The curious similarity of Richelieu to the New Town of Edinburgh
In 1766 William Craig was asked by the municipality of Edinburgh to prepare a plan for what was to become known at 'The New Town'. This large expansion of the Scottish capital city on a new open site across the north Loch was completed and expanded repeatedly. It is the largest Georgian comprehensive development in Great Britain.
There seem to be many detailed similarities with the VILLE IDÉALE of Richelieu, laid out 130 years earlier.
Each street element of the design has its equivalent:
George Street = Grande Rue
St Andrew's Square = place du Marché (originally place du Cardinal)
Charlotte Square = place des Religieuses (originally place Royale)
Princes Street = rue Henri Proust
Queen Street = rue des Galères
Frederick Street = rue Traversière

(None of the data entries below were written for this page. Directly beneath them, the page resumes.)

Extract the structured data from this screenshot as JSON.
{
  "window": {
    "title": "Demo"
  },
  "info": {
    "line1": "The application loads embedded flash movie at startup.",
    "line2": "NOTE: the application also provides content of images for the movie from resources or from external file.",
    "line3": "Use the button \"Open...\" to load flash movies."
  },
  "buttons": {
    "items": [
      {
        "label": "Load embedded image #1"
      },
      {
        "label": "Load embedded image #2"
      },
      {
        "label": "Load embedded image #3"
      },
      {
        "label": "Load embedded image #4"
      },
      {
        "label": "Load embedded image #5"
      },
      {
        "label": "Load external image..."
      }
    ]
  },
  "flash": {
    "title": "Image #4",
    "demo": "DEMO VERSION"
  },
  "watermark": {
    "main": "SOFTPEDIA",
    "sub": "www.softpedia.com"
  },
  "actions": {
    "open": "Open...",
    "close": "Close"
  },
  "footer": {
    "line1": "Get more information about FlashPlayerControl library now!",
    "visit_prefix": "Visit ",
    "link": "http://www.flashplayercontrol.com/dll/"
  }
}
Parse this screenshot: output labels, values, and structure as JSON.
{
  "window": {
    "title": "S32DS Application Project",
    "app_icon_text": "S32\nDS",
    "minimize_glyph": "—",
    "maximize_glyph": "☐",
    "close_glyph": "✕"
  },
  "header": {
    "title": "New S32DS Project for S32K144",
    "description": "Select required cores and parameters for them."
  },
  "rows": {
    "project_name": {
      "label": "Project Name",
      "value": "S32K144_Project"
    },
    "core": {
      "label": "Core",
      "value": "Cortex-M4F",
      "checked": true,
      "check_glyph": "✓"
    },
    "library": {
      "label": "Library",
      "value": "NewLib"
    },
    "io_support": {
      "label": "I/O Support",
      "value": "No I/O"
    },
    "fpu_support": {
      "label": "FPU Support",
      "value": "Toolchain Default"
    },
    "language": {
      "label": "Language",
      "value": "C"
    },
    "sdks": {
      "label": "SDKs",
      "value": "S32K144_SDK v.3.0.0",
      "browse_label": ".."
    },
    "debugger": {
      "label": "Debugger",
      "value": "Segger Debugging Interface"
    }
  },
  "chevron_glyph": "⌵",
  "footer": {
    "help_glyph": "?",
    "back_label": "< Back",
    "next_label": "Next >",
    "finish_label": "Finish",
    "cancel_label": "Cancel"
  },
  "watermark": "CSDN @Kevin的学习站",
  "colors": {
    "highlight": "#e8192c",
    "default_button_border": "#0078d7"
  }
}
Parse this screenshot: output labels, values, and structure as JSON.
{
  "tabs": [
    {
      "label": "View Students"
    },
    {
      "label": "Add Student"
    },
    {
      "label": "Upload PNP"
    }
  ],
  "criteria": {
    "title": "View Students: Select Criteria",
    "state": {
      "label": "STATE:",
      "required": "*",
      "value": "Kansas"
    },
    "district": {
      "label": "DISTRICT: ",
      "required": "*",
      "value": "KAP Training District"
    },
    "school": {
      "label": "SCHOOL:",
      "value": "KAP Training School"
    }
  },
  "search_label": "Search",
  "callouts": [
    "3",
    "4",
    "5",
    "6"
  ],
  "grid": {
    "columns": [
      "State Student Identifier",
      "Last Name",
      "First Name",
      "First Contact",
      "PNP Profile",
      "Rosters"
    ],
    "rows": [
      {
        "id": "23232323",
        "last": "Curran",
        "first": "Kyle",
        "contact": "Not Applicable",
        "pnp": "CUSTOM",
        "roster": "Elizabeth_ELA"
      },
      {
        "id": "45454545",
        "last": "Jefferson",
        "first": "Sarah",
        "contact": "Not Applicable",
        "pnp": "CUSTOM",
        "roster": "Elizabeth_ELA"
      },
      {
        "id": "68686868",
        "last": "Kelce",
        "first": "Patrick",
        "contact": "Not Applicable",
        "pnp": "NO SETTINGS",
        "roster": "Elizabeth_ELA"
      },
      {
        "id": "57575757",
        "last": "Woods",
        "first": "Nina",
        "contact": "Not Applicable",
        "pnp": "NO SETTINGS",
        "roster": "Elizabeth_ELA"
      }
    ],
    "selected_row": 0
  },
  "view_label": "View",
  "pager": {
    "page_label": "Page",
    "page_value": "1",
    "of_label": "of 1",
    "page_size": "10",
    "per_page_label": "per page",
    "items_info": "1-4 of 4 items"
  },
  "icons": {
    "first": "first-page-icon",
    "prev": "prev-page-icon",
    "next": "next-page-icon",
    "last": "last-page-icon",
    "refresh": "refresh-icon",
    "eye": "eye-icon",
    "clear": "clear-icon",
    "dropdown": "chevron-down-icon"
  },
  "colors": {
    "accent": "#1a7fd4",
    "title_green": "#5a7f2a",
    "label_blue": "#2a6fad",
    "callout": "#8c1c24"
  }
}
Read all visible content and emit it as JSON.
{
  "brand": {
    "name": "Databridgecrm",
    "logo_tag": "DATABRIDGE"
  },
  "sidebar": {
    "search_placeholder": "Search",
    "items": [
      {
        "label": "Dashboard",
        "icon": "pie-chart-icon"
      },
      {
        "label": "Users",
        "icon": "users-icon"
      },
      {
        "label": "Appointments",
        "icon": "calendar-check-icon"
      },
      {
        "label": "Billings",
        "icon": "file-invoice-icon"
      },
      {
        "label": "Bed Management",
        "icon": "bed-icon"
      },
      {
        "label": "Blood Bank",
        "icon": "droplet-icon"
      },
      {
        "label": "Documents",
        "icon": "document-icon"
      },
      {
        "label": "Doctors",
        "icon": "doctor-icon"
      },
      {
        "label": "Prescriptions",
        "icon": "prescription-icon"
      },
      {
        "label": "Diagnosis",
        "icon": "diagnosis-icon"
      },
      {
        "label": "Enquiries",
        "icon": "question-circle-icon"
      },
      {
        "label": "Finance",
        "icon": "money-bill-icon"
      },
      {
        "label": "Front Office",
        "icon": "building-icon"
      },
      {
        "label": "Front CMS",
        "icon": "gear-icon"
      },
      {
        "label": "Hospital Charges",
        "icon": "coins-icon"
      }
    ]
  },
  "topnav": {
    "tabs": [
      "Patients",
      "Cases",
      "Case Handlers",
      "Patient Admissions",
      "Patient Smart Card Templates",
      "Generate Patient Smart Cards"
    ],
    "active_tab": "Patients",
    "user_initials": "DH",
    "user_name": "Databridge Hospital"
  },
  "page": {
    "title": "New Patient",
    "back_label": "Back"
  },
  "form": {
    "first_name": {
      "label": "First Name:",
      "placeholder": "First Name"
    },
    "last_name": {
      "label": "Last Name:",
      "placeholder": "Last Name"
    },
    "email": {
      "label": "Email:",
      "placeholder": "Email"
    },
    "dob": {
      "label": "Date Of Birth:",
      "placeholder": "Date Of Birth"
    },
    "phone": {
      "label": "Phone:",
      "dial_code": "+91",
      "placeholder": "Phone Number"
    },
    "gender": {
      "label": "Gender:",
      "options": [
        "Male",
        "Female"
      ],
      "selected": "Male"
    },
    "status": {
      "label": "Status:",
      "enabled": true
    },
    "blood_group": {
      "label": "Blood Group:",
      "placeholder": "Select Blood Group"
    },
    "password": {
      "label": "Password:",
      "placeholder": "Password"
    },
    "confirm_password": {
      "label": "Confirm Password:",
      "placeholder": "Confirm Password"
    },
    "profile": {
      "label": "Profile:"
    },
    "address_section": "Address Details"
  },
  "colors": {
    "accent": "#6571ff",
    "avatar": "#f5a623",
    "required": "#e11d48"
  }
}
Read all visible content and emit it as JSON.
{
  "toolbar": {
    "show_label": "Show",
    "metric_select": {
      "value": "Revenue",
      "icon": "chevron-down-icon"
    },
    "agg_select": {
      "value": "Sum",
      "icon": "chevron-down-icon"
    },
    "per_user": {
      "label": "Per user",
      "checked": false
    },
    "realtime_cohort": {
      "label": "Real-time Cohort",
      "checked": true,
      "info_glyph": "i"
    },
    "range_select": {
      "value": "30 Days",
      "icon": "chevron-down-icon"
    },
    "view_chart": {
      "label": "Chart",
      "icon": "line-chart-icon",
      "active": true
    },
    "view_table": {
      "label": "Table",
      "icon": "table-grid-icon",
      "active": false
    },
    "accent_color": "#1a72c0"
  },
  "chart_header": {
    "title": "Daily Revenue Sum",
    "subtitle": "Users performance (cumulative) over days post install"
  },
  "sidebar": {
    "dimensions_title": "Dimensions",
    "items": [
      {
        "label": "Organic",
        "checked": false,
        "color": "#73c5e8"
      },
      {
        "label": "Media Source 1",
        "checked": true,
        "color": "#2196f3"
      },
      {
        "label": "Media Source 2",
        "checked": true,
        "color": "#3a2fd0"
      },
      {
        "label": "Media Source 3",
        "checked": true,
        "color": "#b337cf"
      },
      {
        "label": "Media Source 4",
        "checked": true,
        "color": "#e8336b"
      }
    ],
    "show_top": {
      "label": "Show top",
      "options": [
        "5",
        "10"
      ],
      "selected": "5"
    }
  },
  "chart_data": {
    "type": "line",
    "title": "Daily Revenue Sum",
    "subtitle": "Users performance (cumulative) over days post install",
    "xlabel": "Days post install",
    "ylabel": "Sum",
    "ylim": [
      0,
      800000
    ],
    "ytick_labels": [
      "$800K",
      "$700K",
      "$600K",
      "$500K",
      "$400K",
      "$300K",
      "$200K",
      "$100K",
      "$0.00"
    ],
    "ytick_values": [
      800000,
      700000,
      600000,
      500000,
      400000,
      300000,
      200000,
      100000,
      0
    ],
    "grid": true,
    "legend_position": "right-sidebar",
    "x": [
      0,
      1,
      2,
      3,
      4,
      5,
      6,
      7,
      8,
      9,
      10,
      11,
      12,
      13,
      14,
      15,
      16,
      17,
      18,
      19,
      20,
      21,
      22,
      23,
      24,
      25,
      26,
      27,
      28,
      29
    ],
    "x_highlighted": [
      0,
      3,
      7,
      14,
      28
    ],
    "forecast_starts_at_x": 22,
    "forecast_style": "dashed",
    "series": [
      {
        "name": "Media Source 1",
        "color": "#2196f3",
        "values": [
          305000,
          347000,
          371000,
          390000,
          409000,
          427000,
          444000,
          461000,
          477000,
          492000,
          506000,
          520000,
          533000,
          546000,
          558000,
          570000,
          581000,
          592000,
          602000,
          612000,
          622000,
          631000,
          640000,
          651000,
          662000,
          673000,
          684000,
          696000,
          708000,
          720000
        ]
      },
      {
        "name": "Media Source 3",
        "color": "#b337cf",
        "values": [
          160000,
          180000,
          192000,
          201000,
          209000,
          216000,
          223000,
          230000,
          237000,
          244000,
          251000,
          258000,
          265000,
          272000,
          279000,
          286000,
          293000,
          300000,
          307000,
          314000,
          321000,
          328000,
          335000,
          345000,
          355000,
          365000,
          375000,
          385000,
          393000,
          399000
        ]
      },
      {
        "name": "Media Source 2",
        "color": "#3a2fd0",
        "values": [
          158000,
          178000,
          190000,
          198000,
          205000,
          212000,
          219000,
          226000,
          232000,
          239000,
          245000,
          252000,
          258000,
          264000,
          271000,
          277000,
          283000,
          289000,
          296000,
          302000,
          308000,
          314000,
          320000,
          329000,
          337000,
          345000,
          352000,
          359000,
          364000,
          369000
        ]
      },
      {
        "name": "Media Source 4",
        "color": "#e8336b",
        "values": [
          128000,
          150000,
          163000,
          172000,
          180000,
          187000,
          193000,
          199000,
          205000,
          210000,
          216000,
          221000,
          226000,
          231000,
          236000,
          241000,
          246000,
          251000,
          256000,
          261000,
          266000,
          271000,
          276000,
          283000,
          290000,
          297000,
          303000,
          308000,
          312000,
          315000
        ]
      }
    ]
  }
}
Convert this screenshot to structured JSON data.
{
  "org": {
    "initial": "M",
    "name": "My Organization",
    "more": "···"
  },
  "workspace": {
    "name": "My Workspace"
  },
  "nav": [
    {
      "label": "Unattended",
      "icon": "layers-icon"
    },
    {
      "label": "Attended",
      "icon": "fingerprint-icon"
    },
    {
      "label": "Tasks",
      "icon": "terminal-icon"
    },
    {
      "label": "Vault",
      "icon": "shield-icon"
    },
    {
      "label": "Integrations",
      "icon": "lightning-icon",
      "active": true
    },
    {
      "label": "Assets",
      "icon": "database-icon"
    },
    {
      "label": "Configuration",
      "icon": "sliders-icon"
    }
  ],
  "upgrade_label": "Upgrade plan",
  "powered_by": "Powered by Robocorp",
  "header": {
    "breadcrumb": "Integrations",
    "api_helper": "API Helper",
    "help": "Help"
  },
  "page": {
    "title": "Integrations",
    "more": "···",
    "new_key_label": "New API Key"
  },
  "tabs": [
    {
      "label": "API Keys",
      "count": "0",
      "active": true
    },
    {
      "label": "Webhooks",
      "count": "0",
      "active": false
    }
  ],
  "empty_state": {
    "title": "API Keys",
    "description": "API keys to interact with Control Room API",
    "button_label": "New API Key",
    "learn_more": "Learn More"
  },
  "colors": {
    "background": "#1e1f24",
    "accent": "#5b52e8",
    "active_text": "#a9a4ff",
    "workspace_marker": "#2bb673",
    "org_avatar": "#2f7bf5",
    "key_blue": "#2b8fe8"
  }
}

Was the dead Cardinal's little Ideal Town the template for the 'The Athens of the North' as it entered its famous age of Enlightenment - Adam Smith, David Hume et al? Did it take the hundred years for the engravings of the town of Richelieu to be aside the drawing-board of a 22 year-old Scottish architect? Richelieu was comprehensively published in a famous architectural compendium 'Le Petit Marot' published in Paris in about 1650. Was there a reference here, past the new Hanoverians, back to the Franco-Scottish Grand Alliance of the Catholic-leaning Stuart Kings, who had been for so long 'guests' of Louis XIV, even owning Aubigny sur Nère castle in Berry.